The ribs on the shell bear this out as they indicate that this species of brachopod was adapted to live in shallow water in a strong current. A smooth shells would indicate a species that lives in deeper, calmer waters. That zig-zag line which marks the opening of the shell is known as the commisure (below right); brachiopods developed a folded commisure to increase feeding area while preventing sand particles entering.
Brachiopods stood on a pedicle stalk anchored on the seabed and opened and closed the two valves of their shells to feed. The hole in the shell where the stalk protruded led to them being given the name ‘lamp-shells’, as the larger valve resembles a Roman oil-lamp, with a hole for the wick.
THE WILD GLADIOLUS, Gladiolus ilyricus, is a native of south and west Europe but is considered to be a native of the British Isles with a very local distribution in the New Forest where it grows on acid grass heaths. The showy variety that I’ve drawn here is a florist’s variety of the plant, perhaps the Italian Gladiolus, Gladiolus italicus, which is the one most often grown in this country.

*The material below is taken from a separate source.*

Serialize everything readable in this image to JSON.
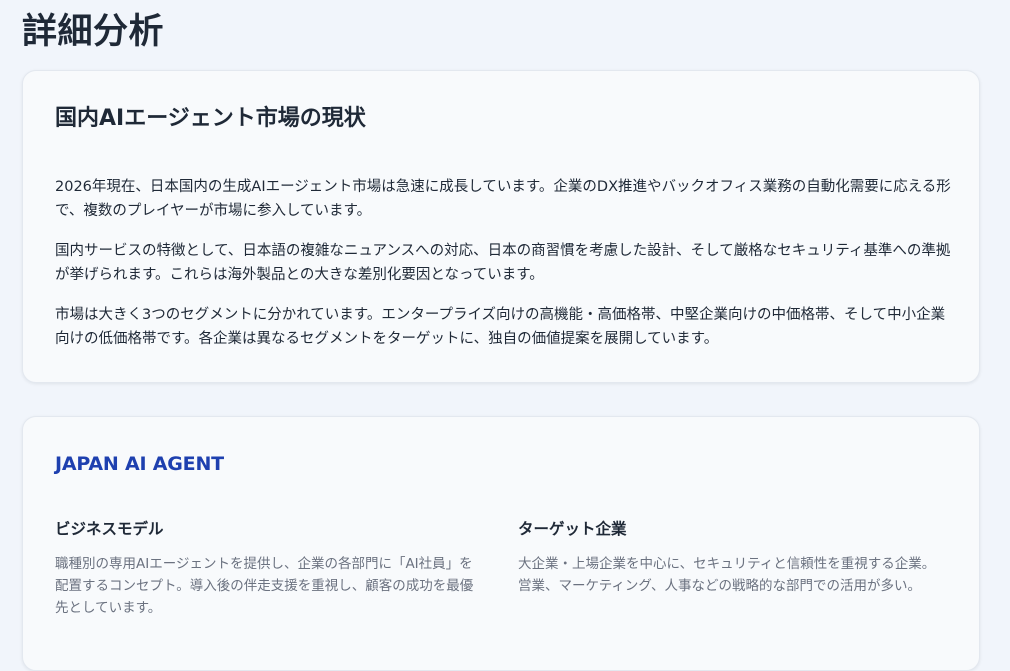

It is sometimes seen growing as a garden escape on rubbish tips.
As you might guess, the name comes from the same root as ‘gladiator’. Gladius is the Roman word for a small sword; the name refers to the shape of the leaves.
Gladioli are members of the Iris family and I can see the resemblance to Yellow Flag.

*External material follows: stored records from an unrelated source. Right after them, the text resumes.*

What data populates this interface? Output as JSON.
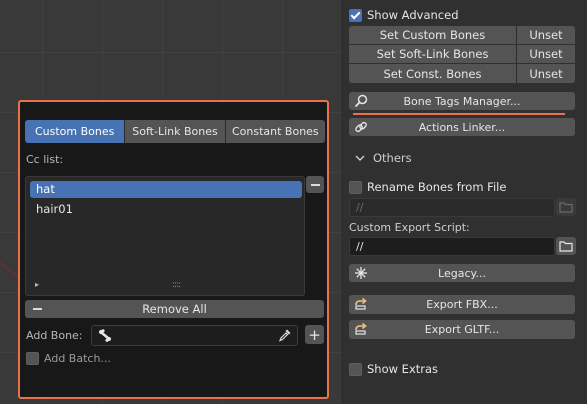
{
  "popup": {
    "tabs": [
      {
        "label": "Custom Bones",
        "active": true
      },
      {
        "label": "Soft-Link Bones",
        "active": false
      },
      {
        "label": "Constant Bones",
        "active": false
      }
    ],
    "cc_list_label": "Cc list:",
    "list_items": [
      {
        "label": "hat",
        "selected": true
      },
      {
        "label": "hair01",
        "selected": false
      }
    ],
    "list_arrow": "▸",
    "list_grip": "::::",
    "remove_all_label": "Remove All",
    "add_bone_label": "Add Bone:",
    "add_bone_value": "",
    "plus_label": "+",
    "add_batch_label": "Add Batch..."
  },
  "panel": {
    "show_advanced": {
      "label": "Show Advanced",
      "checked": true
    },
    "bone_sets": [
      {
        "label": "Set Custom Bones",
        "action": "Unset"
      },
      {
        "label": "Set Soft-Link Bones",
        "action": "Unset"
      },
      {
        "label": "Set Const. Bones",
        "action": "Unset"
      }
    ],
    "bone_tags_manager_label": "Bone Tags Manager...",
    "actions_linker_label": "Actions Linker...",
    "others_label": "Others",
    "rename_bones": {
      "label": "Rename Bones from File",
      "checked": false
    },
    "rename_path": "//",
    "custom_export_label": "Custom Export Script:",
    "custom_export_path": "//",
    "legacy_label": "Legacy...",
    "export_fbx_label": "Export FBX...",
    "export_gltf_label": "Export GLTF...",
    "show_extras": {
      "label": "Show Extras",
      "checked": false
    }
  },
  "colors": {
    "accent": "#4772b3",
    "highlight_border": "#e8734a",
    "button": "#545454",
    "panel_bg": "#303030"
  }
}
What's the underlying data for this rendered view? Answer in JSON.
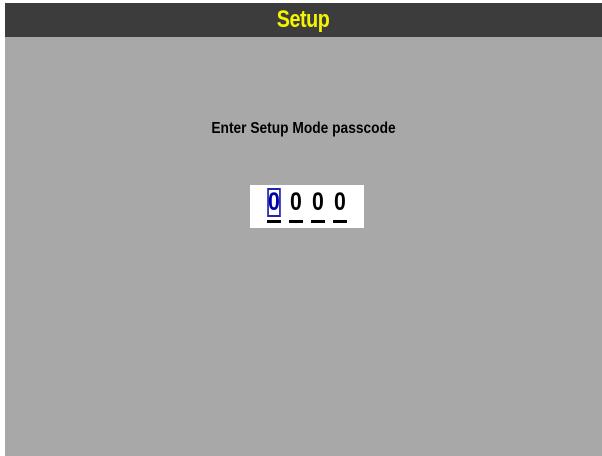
{
  "header": {
    "title": "Setup"
  },
  "main": {
    "prompt": "Enter Setup Mode passcode",
    "passcode": {
      "digits": [
        "0",
        "0",
        "0",
        "0"
      ],
      "selected_index": 0
    }
  },
  "colors": {
    "background": "#a8a8a8",
    "titlebar": "#3c3c3c",
    "title_text": "#f5f500",
    "selected_digit": "#0000aa"
  }
}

THIS RELATIVE of the dandelion grows around the edges of the lawn, mainly on the shadier side. It tends to be larger than the Autumn Hawkbit which I drew the other day. It’s leaves aren’t as narrow as those of the Hawkbit and the teeth of Cat’s-ear don’t point backwards.
Cat’s-ear, Hypochaeris radicata, is a plant of meadows, heath, dunes, lawns and roadsides, on mildly acid soils. The ‘cat’s ear’ of its name refers to the scale-like bracts on its stem.

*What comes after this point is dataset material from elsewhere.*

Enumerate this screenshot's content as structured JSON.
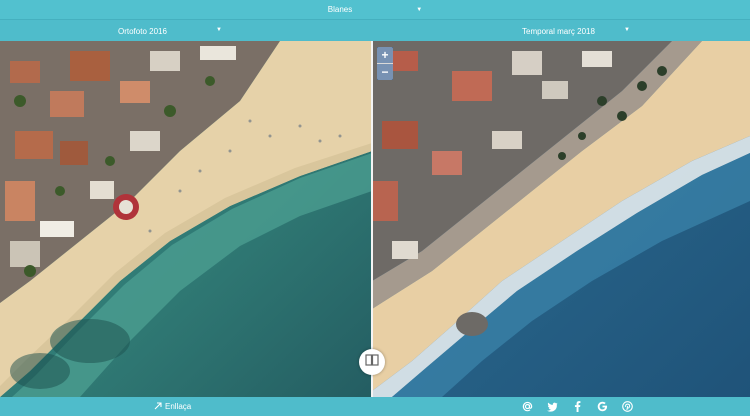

WRITING the labels for our latest batch of jam – Victoria Plum, which we picked from my mum’s tree on Thursday – gave me the perfect excuse to try out another colour from my new set of Winsor and Newton inks to write the labels. The bottle of purple ink has an illustration of a plum on the label but it’s a purple Damson, not a light red Victoria Plum.
This second illustration is drawn with a Q Connect fineliner with an 0.4 tip; an ordinary office pen. Both the Winsor and Newton ink and the ink of the fineliner penetrate to the reverse side of the soft, absorbent cartridge pages of my current sketchbook. I’m looking forward to finishing this sketchbook – a Crawford & Black 96 gsm acid free A5 portrait sketchbook from The Works discount store – and getting back to a more ruggedly made Pink Pig sketchbook but there’s still half the pages to go and I can’t waste them; it’s acceptable for everyday use but I have another sketchbook on the go for when I have a day out drawing.
THIS RED CABBAGE might be protected from Rabbit, Wood Pigeon and Cabbage White Butterfly under the green garden netting supported by lengths of blue alkathene water pipe but that hasn’t kept out the Whitefly which are wafting about and resting on the undersides of the leaves in little drifts. Without the netting in place, perhaps our resident House Sparrows would have pecked around and kept their numbers in check.